■ **TASK GOAL**
Show each line of the records in which the word "Burndown" occurs.

■ **SUPPLIED RECORDS**
▼

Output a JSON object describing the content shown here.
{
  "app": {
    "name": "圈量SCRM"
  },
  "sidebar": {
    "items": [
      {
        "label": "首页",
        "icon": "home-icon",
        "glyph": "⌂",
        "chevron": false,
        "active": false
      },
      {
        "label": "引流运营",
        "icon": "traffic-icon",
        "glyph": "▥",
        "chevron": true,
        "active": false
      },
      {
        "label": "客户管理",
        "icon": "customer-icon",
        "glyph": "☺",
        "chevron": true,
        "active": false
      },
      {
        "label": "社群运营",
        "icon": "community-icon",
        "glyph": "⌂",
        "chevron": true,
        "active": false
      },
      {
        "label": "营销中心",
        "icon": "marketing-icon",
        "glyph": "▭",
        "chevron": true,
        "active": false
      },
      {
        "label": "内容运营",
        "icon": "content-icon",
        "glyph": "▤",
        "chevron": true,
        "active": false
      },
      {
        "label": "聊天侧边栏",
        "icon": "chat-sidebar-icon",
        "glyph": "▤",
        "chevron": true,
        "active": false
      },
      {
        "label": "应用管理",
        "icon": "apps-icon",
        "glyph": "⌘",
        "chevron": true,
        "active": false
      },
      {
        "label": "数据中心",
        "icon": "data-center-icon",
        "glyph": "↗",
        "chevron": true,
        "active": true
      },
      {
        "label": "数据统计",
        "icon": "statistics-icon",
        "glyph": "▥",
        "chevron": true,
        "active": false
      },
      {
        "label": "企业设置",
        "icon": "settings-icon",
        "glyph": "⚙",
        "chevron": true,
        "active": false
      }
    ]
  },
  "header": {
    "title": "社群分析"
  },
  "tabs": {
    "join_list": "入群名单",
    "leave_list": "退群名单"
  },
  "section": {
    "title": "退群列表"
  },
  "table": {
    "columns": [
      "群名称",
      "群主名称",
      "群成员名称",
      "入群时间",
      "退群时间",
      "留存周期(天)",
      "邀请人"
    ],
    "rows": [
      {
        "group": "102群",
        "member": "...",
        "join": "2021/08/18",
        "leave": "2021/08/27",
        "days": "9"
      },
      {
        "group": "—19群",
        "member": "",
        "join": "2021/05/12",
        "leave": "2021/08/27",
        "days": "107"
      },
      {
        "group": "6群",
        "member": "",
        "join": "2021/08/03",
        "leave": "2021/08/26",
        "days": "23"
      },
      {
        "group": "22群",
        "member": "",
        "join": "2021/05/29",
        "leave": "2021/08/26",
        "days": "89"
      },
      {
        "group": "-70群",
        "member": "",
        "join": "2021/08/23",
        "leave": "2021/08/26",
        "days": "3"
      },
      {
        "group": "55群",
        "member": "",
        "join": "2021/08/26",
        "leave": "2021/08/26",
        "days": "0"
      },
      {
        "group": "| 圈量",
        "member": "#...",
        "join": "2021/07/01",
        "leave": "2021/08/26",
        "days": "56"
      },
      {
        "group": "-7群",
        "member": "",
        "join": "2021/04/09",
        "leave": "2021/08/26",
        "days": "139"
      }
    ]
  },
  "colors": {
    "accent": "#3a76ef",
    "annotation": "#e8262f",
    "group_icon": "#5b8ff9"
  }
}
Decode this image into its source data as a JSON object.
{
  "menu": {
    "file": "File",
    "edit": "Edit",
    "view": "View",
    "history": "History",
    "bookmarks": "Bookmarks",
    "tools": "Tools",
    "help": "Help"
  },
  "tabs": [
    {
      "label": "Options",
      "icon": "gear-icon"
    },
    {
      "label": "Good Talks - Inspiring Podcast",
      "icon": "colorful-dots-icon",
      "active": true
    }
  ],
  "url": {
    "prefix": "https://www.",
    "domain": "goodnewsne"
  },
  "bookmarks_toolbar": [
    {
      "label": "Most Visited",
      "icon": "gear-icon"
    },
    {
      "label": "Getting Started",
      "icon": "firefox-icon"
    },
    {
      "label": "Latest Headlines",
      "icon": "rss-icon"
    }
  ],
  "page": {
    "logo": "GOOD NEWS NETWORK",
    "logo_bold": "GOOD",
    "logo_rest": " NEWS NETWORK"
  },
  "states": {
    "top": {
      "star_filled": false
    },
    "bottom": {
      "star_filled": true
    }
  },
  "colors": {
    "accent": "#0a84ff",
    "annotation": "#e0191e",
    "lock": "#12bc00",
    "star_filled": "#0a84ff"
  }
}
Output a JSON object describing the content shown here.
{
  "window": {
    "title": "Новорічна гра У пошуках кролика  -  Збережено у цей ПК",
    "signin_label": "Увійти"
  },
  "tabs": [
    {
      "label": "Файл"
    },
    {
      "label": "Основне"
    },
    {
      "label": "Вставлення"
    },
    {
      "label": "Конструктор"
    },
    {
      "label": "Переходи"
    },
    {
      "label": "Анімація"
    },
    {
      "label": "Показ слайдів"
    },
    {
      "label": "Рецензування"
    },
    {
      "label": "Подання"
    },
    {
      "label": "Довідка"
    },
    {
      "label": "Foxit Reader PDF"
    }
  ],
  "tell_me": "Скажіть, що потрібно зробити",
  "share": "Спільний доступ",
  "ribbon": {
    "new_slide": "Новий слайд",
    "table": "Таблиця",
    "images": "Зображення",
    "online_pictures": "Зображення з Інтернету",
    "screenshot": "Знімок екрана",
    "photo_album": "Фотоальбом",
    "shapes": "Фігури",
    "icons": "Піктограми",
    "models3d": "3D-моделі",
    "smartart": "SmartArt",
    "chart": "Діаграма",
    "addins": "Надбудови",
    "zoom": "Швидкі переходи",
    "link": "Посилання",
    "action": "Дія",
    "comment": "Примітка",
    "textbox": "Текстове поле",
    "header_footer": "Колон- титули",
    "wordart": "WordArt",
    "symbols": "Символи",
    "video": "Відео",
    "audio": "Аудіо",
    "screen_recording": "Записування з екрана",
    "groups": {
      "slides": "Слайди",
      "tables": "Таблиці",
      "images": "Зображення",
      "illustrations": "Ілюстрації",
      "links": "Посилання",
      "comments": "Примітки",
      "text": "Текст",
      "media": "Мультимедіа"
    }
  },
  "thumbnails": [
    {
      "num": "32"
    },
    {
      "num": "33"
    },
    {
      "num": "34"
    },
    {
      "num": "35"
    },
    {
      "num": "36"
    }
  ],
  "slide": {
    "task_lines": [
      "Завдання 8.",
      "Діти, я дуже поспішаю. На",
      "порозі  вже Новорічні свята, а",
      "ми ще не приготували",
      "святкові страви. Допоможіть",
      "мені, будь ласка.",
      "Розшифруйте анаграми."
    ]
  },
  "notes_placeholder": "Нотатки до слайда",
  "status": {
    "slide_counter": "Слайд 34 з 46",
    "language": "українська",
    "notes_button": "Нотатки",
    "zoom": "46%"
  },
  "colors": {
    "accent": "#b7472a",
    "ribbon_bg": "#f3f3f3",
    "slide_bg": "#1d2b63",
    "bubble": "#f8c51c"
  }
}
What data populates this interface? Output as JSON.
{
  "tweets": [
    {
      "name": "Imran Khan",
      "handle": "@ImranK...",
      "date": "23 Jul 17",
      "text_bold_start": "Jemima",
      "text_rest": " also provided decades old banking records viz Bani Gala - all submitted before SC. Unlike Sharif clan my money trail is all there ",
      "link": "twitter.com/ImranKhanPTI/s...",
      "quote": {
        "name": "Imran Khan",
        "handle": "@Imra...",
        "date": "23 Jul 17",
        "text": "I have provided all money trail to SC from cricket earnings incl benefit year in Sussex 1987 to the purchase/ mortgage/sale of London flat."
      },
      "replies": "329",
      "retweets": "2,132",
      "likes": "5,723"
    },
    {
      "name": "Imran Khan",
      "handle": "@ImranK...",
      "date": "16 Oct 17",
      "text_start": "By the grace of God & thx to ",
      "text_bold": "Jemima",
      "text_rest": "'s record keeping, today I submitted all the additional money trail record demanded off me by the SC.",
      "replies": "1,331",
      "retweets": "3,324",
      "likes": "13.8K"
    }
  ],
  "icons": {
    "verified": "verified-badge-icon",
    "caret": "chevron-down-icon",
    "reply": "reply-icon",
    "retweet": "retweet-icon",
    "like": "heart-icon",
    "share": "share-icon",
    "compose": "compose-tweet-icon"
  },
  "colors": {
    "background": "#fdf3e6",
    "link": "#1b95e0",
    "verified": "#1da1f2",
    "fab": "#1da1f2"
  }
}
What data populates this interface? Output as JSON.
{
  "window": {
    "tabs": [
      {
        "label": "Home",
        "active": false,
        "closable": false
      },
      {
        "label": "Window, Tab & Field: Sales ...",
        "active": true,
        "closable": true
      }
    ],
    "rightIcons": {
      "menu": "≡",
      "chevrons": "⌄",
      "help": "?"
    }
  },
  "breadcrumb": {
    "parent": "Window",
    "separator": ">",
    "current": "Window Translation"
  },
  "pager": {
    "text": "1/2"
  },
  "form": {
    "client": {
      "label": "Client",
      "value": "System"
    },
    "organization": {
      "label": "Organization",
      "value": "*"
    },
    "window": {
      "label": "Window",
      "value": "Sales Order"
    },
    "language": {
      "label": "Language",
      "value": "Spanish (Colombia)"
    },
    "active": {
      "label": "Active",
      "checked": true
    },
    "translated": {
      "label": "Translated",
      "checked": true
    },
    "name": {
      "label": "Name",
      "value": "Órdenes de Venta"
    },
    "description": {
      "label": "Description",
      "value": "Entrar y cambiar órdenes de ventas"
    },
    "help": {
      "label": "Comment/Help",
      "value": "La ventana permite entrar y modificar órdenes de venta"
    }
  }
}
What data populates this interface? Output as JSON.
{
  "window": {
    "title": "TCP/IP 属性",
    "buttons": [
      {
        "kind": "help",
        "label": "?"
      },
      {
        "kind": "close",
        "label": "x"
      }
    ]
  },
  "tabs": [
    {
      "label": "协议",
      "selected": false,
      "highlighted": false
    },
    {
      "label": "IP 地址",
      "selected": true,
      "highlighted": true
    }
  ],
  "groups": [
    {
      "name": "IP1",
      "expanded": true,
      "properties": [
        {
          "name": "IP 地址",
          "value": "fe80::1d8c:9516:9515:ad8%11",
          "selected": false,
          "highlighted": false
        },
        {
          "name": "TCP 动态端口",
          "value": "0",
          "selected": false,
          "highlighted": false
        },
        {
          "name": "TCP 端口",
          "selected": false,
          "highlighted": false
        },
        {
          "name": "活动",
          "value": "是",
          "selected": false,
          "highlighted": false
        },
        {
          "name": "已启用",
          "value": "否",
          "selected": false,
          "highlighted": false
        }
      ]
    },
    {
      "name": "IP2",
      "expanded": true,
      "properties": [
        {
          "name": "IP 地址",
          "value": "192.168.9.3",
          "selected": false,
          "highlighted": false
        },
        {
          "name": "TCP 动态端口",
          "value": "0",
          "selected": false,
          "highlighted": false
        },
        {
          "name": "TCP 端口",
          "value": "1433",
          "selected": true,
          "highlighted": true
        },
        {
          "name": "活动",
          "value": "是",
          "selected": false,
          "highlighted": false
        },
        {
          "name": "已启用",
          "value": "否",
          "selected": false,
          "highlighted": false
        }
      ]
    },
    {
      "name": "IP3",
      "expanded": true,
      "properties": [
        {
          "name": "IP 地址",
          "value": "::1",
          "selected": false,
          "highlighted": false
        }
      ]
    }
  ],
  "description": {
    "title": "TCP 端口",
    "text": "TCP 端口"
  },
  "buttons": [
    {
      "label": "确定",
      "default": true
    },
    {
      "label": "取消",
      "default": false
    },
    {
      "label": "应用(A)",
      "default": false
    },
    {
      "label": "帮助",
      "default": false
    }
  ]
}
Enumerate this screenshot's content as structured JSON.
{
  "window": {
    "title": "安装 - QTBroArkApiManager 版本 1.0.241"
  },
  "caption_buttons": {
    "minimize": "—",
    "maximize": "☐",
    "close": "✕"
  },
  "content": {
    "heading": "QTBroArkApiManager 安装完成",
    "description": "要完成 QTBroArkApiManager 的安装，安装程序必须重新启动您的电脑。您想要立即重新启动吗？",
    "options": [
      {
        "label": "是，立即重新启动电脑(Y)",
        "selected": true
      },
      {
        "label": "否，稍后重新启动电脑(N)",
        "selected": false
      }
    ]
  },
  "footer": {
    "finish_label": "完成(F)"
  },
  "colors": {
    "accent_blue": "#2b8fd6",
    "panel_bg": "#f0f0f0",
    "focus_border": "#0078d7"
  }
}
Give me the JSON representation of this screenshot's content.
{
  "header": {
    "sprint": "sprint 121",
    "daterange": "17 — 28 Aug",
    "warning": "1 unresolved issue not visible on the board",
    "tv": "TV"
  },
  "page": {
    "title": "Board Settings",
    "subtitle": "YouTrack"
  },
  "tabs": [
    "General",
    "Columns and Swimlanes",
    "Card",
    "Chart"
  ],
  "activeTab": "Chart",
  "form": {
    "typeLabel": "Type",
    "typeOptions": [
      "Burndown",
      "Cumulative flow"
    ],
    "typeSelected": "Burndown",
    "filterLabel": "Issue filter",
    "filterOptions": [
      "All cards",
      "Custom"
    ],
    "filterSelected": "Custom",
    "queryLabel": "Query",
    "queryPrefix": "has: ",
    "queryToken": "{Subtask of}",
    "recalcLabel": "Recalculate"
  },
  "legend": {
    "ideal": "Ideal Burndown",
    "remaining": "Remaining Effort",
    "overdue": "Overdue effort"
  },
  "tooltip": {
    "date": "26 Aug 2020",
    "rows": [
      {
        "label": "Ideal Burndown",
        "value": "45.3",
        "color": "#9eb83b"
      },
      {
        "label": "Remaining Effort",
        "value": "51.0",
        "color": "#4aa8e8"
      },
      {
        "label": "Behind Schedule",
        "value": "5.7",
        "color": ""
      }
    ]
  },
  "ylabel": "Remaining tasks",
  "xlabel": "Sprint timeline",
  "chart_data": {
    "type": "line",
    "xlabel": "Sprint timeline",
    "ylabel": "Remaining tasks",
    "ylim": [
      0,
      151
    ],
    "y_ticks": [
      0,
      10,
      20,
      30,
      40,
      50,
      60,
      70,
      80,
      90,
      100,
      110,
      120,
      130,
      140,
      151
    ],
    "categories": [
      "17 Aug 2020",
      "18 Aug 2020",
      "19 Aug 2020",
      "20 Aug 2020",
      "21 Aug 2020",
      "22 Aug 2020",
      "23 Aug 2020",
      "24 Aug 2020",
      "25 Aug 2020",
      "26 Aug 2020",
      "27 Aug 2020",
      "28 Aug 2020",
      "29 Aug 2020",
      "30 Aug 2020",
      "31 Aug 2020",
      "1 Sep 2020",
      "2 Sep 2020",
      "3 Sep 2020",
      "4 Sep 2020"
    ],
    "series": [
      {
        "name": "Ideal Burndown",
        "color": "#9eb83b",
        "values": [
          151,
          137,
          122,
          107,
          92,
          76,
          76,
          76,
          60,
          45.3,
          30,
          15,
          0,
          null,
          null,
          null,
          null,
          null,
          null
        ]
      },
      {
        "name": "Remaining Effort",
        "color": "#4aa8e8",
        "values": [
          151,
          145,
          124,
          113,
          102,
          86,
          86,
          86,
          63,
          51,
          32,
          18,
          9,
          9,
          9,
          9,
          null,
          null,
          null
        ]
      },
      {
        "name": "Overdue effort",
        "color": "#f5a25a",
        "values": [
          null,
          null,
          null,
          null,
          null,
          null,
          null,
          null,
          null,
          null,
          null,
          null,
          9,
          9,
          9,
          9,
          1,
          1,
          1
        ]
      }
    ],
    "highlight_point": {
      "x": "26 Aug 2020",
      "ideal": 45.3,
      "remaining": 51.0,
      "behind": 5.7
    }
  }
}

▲

■ **TASK ANSWER**
      "Burndown",
    "typeSelected": "Burndown",
    "ideal": "Ideal Burndown",
        "label": "Ideal Burndown",
        "name": "Ideal Burndown",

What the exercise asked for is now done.